The good news is that it’s easy to remove, and it’s easy to remove from costume jewelry and fine jewelry alike. All of these methods use home materials with an acid base to break down the verdigris, then you gently pluck and clean the green away, then your pieces should be dried thoroughly to prevent more verdigris from coming back.
- Pearl jewelry: If you’re dealing with real pearls, pay for a professional restoration.
- Rhinestone jewelry: Rhinestones should never be soaked in vinegar or lemon juice, because the liquid will damage the foil backs of the stones.
- Stanhope jewelry: Any exposure to liquid will dissolve the tiny images in Stanhope jewelry.
- Silver and silver-plate: These pieces can be cleaned with soap and water, polished with a silver-polishing cloth, or polished with a silver polish you can find at the grocery store in the cleaning section. Here are some tips on identifying silver jewelry.
- Gemstones: “Gemstone” and “metals” are huge categories, so do a little research to ensure the hardness of the thing you’re cleaning is amenable to your chosen cleaning method. Here’s a handy chart showing some of your gemstone cleaning options.
Three easy methods for removing verdigris from jewelry:
Lemon juice is great for glass, metal, and copper jewelry. Lemon juice has the bonus of smelling nice, but it can turn sterling silver black which will create more clean up for you later. Soak your pieces in the liquid for 15-20 minutes, then (gently!) use a toothpick, q-tip and soft toothbrush to remove the remaining verdigris. Dry your pieces thoroughly when done.
Vinegar is quite acidic and can also be used on jewelry as you would lemon juice.
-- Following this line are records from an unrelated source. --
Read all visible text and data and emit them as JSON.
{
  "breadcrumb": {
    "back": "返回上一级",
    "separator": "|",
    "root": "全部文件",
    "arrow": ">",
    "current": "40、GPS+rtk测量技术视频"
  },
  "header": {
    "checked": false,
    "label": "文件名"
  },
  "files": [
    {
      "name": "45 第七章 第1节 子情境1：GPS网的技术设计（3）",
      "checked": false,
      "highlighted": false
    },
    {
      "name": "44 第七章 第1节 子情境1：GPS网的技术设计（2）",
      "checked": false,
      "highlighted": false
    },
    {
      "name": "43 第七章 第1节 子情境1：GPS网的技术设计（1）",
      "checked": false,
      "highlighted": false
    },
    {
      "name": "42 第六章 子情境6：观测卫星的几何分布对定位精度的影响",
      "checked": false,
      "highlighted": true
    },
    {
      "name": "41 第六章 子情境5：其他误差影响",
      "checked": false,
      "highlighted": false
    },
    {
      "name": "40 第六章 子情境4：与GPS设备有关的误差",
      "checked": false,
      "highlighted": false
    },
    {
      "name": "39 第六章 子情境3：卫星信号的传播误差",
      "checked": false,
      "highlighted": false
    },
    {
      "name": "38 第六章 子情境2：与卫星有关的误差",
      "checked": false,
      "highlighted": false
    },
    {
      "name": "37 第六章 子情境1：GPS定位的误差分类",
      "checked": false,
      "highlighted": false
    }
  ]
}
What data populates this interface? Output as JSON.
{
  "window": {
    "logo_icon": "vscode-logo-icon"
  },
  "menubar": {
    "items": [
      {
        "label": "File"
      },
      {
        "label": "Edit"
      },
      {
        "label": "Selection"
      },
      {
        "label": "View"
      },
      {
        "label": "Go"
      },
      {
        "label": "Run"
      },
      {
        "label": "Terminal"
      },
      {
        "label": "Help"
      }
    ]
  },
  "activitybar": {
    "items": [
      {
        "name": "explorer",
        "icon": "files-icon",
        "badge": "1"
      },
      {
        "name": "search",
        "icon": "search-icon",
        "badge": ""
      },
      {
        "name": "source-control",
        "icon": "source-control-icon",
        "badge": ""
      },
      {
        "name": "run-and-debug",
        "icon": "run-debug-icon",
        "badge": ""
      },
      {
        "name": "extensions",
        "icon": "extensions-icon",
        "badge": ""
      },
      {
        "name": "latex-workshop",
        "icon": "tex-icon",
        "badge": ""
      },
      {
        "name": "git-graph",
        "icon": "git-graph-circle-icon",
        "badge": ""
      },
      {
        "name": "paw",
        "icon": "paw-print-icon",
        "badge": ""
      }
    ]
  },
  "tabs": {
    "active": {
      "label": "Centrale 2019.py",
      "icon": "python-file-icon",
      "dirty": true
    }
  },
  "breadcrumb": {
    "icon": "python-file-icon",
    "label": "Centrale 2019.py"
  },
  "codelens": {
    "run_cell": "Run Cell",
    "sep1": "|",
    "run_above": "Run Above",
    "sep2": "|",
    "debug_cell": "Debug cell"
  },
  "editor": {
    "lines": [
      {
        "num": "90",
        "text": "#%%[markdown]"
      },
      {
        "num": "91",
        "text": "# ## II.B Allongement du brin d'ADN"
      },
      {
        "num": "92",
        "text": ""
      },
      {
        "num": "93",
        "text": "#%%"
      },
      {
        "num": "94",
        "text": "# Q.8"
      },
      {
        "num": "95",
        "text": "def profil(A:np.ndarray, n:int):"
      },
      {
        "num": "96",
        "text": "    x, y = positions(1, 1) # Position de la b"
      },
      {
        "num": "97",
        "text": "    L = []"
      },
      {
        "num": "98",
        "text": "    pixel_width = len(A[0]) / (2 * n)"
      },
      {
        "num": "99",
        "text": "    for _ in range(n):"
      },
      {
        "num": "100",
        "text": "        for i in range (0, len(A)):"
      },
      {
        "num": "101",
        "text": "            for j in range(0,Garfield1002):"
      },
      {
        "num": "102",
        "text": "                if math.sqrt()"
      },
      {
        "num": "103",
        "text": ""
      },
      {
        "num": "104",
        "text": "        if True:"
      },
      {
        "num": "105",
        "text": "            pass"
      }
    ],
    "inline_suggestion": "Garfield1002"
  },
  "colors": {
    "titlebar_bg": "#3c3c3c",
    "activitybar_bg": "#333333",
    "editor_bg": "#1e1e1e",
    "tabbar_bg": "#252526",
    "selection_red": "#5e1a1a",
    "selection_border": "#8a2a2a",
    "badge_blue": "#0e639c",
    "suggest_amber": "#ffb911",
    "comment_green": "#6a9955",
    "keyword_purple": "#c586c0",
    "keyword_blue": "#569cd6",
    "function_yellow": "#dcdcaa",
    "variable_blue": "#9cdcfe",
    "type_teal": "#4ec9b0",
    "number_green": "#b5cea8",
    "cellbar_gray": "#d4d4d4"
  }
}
It is a fine choice for glass beaded jewelry and metal jewelry if you can stand the smell of it. As with lemon juice, soak your pieces in straight vinegar for 15-20 minutes and use a toothpick, q-tip or soft toothbrush to get into tight areas. Sterling silver and some gemstones should not be soaked in vinegar, so be sure to identify your metals and gemstones and do a quick google if you need to.
The biggest benefit of ketchup is that is doesn’t move around like a liquid – it pretty much stays wherever you put it. This means you can dab it in sensitive and small areas with a toothpick and not worry too much about damaging surrounding materials. It is a bear to clean up, but use a soft toothbrush to scrub it out of tight places, rinse, then dry your pieces thoroughly.
Once your jewelry is cleaned, dry, dry, dry, dry it off and store it in a clean, dark, dry (dry!) place, like a jewelry box. Verdigris happens on jewelry due to exposure to a mixture of moisture and makeup and skin oils on metals, so it’s important to clean and dry (!) that jewelry when you put it away.
If you catch verdigris early and keep it clean, you can keep nature at bay and enjoy your pieces for a long time.